A live PBR event turns traditional rodeo theatrics inside out. Instead of the classic Americana entry with rodeo queens bearing flags ahorseback and a stage-struck local girl warbling out “The Star Spangled Banner,” you get the blaring rock introduction, the background of strobes and flame. The statement is obvious: Cowboys have brass nuts! Bulls are dangerous! Grrr grrr! Such pyrotechnics may amuse novice fans checking out bull riding as an alternative to NASCAR or a Franz Ferdinand show, but for a die-hard bull-riding enthusiast, the flashy style can grate. In promoting itself as “the original extreme sport,” the PBR has stepped away from its Western roots, suggesting that the spectacle is as important as the competition.

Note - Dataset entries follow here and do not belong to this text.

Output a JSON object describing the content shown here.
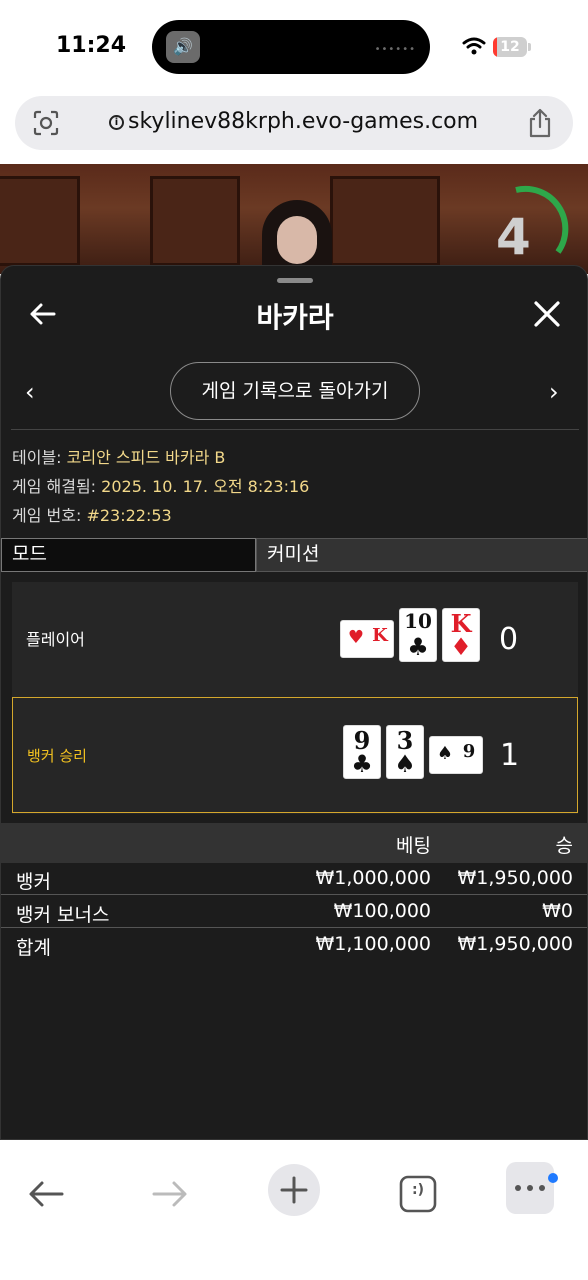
{
  "status": {
    "time": "11:24",
    "battery": "12",
    "battery_level": 0.12
  },
  "browser": {
    "url": "skylinev88krph.evo-games.com"
  },
  "video": {
    "countdown": "4"
  },
  "sheet": {
    "title": "바카라",
    "history_button": "게임 기록으로 돌아가기",
    "info": [
      {
        "label": "테이블:",
        "value": "코리안 스피드 바카라 B"
      },
      {
        "label": "게임 해결됨:",
        "value": "2025. 10. 17. 오전 8:23:16"
      },
      {
        "label": "게임 번호:",
        "value": "#23:22:53"
      }
    ],
    "tabs": {
      "mode": "모드",
      "commission": "커미션"
    },
    "result": {
      "player": {
        "label": "플레이어",
        "score": "0",
        "cards": [
          {
            "rank": "K",
            "suit": "♥",
            "color": "#e01e2a",
            "rotated": true
          },
          {
            "rank": "10",
            "suit": "♣",
            "color": "#111111",
            "rotated": false
          },
          {
            "rank": "K",
            "suit": "♦",
            "color": "#e01e2a",
            "rotated": false
          }
        ]
      },
      "banker": {
        "label": "뱅커 승리",
        "score": "1",
        "cards": [
          {
            "rank": "9",
            "suit": "♣",
            "color": "#111111",
            "rotated": false
          },
          {
            "rank": "3",
            "suit": "♠",
            "color": "#111111",
            "rotated": false
          },
          {
            "rank": "9",
            "suit": "♠",
            "color": "#111111",
            "rotated": true
          }
        ]
      }
    },
    "bets": {
      "header": {
        "bet": "베팅",
        "win": "승"
      },
      "rows": [
        {
          "name": "뱅커",
          "bet": "₩1,000,000",
          "win": "₩1,950,000"
        },
        {
          "name": "뱅커 보너스",
          "bet": "₩100,000",
          "win": "₩0"
        },
        {
          "name": "합계",
          "bet": "₩1,100,000",
          "win": "₩1,950,000"
        }
      ]
    }
  },
  "toolbar": {
    "tabs_label": ":)"
  }
}
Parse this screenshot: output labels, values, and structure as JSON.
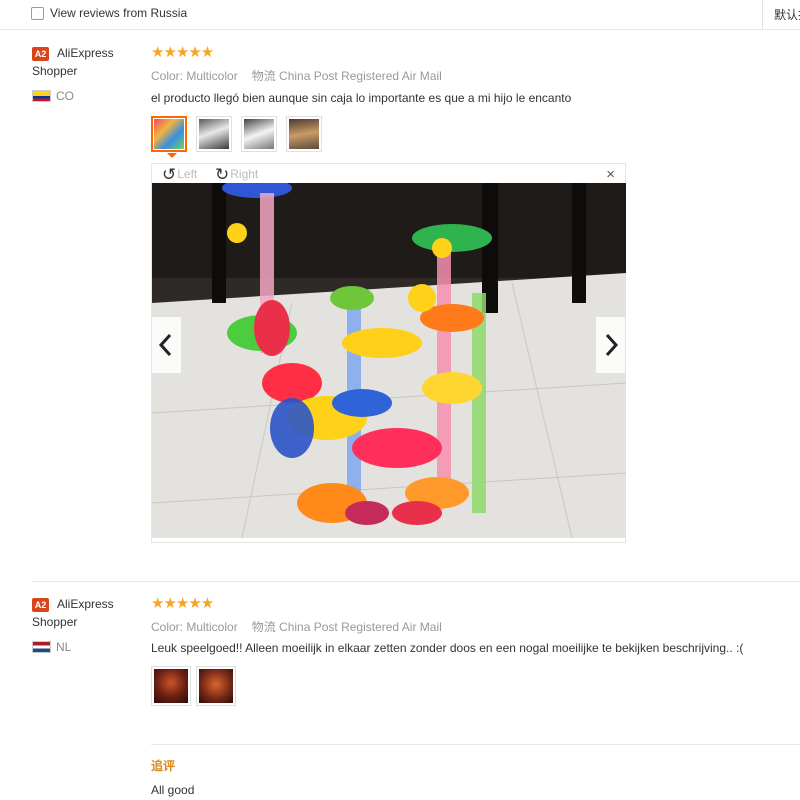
{
  "filter": {
    "checkbox_label": "View reviews from Russia",
    "sort_label": "默认排序"
  },
  "reviews": [
    {
      "badge": "A2",
      "name": "AliExpress Shopper",
      "country": "CO",
      "stars": "★★★★★",
      "color": "Color: Multicolor",
      "shipping": "物流 China Post Registered Air Mail",
      "text": "el producto llegó bien aunque sin caja lo importante es que a mi hijo le encanto",
      "viewer": {
        "rotate_left": "Left",
        "rotate_right": "Right",
        "close": "×",
        "prev": "‹",
        "next": "›"
      }
    },
    {
      "badge": "A2",
      "name": "AliExpress Shopper",
      "country": "NL",
      "stars": "★★★★★",
      "color": "Color: Multicolor",
      "shipping": "物流 China Post Registered Air Mail",
      "text": "Leuk speelgoed!! Alleen moeilijk in elkaar zetten zonder doos en een nogal moeilijke te bekijken beschrijving.. :(",
      "followup_label": "追评",
      "followup_text": "All good"
    }
  ],
  "colors": {
    "star": "#f5a623",
    "badge": "#d9451a",
    "selected_thumb": "#ff6600",
    "followup": "#d98a1c"
  },
  "icons": {
    "rotate_left": "rotate-left-icon",
    "rotate_right": "rotate-right-icon",
    "close": "close-icon",
    "prev": "chevron-left-icon",
    "next": "chevron-right-icon"
  }
}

For those wishing to avoid the gaudy showmanship, watching the PBR on television is a better option. The weekend broadcasts on the Outdoor Life Network are excellent—all of the action and none of the jive. Bull riding is a visually arresting sport: A man lowers himself into a bucking chute, mounts the back of a bull, wraps one gloved hand in a braided rope, and with a nod of his head flies into the dirt-filled arena. If the rider hangs on for eight seconds without slapping the bull with his free hand, he gets a score. Half the point total comes from the prowess of the rider, the other half from the performance of the bull (with 100 total points possible). Once you grasp the basics, bull riding looks less like a 150-pound lunatic matching wits with a pissed-off pot roast than a TiVo-worthy gladiator ballet.

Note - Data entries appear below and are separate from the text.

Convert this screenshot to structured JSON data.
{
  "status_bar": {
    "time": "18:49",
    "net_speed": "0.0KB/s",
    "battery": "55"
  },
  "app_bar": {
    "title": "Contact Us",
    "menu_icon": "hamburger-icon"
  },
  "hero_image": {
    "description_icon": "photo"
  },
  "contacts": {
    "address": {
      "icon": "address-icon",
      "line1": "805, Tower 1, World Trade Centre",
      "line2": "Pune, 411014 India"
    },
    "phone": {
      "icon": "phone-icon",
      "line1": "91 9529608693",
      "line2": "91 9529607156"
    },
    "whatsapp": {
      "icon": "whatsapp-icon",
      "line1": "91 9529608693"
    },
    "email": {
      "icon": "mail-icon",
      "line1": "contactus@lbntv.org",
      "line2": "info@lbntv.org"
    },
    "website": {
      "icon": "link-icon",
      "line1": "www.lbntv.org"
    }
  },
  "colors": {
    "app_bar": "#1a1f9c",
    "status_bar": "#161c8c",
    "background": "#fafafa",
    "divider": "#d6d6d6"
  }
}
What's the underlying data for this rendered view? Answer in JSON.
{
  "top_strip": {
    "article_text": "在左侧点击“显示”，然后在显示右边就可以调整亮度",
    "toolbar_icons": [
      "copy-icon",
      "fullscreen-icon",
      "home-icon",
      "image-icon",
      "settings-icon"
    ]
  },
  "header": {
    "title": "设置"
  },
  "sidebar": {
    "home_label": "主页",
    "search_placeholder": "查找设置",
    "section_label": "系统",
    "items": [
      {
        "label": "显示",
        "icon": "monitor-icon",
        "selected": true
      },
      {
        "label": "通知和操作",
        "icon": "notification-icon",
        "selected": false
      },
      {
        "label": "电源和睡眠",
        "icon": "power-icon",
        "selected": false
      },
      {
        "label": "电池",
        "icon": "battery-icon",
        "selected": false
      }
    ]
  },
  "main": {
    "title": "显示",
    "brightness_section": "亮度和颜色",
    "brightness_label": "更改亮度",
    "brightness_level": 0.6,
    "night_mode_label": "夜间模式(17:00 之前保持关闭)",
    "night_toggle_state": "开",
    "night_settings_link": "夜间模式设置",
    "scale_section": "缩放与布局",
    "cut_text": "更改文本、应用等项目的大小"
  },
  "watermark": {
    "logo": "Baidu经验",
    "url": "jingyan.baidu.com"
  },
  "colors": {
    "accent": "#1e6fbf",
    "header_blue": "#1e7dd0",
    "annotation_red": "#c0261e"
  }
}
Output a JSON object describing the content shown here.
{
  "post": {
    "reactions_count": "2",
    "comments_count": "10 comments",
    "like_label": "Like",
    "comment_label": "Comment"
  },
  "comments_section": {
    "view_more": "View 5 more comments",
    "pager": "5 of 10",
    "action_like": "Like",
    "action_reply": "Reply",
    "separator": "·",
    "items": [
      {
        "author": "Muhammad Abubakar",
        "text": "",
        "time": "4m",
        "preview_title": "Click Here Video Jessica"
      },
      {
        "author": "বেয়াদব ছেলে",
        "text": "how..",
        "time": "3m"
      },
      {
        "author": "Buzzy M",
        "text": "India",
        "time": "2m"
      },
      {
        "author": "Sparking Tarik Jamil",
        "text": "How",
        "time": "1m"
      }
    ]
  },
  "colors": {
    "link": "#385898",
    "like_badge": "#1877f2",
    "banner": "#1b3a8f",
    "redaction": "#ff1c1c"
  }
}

The PBR bolsters the flash-pot rock ’n’ roll fluff by promoting its cowboys as legitimate athletes. The organization still hasn’t produced an Elway, A-Rod, Jordan, or Earnhardt Jr., though. The closest PBR has come to a breakout star is now-retired Ty Murray, who, despite his stellar bull-riding performances, was more widely known for being the on-again, off-again beau of bosomy folk-pop singer Jewel.

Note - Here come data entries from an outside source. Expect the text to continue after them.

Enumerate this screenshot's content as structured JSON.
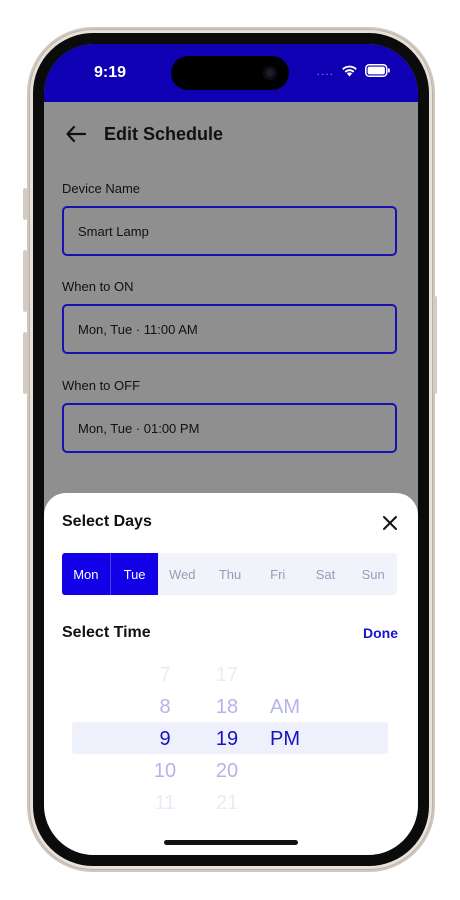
{
  "status_bar": {
    "time": "9:19",
    "signal_text": "....",
    "color": "#1000b3"
  },
  "page": {
    "title": "Edit Schedule",
    "back_icon": "arrow-left-icon",
    "fields": [
      {
        "label": "Device Name",
        "value": "Smart Lamp"
      },
      {
        "label": "When to ON",
        "value": "Mon, Tue · 11:00 AM"
      },
      {
        "label": "When to OFF",
        "value": "Mon, Tue · 01:00 PM"
      }
    ]
  },
  "sheet": {
    "days_title": "Select Days",
    "close_icon": "close-icon",
    "days": [
      {
        "label": "Mon",
        "selected": true
      },
      {
        "label": "Tue",
        "selected": true
      },
      {
        "label": "Wed",
        "selected": false
      },
      {
        "label": "Thu",
        "selected": false
      },
      {
        "label": "Fri",
        "selected": false
      },
      {
        "label": "Sat",
        "selected": false
      },
      {
        "label": "Sun",
        "selected": false
      }
    ],
    "time_title": "Select Time",
    "done_label": "Done",
    "picker": {
      "hours": [
        "7",
        "8",
        "9",
        "10",
        "11"
      ],
      "minutes": [
        "17",
        "18",
        "19",
        "20",
        "21"
      ],
      "ampm": [
        "",
        "AM",
        "PM",
        "",
        ""
      ],
      "selected": {
        "hour": "9",
        "minute": "19",
        "ampm": "PM"
      }
    }
  },
  "colors": {
    "accent": "#1200e6",
    "field_border": "#1a10b0",
    "overlay": "#8f8f8f"
  }
}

It’s possible that the PBR’s breakout star won’t be human. An animal-rights activist might raise a skeptical eyebrow, but the bred-to-buck bulls are billed as loving the game, eager to engage in an eight-second battle of will and skill. The more men a bull bucks off, the higher the bull’s profile. Two-time Bucking Bull of the Year  Little Yellow Jacket was the big rock star this year. Known for his unpredictability—and his 70 buck-offs in a five-year career—he was the one to watch, until 1997 PBR World Champion Michael Gaffney got the best of him in April by tying the all-time high score of 96.5 in Nampa, Idaho. Fans follow the performances of Cash, Sling Blade, Ugly, Hammer, and Mossy Oak Mudslinger, learning their quirks and idiosyncrasies (fights in the chute, spins hard to the left, likes to hook a cowboy when he’s down, etc.), as well as their stats. Reigning world champion Chris Shivers no doubt wishes he got that much attention.

Some riders from the old-fashioned PRCA say joining the PBR is like a country singer going to Branson—a low-stress, low-prestige money gig for those who don’t have the cojones to be relentless road warriors. Still, the PRCA knows which way the hay is blowing: In 2003, the austere organization launched Xtreme Bulls, a bull-riding-only tour that piggybacks on some of its regular rodeos.

How far might the PBR and PRCA go in their quest for broader appeal? An athletic organization has every right to expand its fan base. The possibilities for courting the young-n-hip are endless: Kid Rock doing color commentary. A hybrid Chippendales/PBR tour. A Stetson trucker hat. But hopefully the cowboy way won’t extend too far beyond cock rock. Even the most open-minded early adopter might not be ready to see her favorite cowboy bucking out of the chute on the back of A Heartbreaking Bull of Staggering Genius.

Correction, May 28, 2004:This article originally misstated the date when Professional Bull Riders, Inc. was founded. It was 1992, not 1994.(Return to corrected sentence.)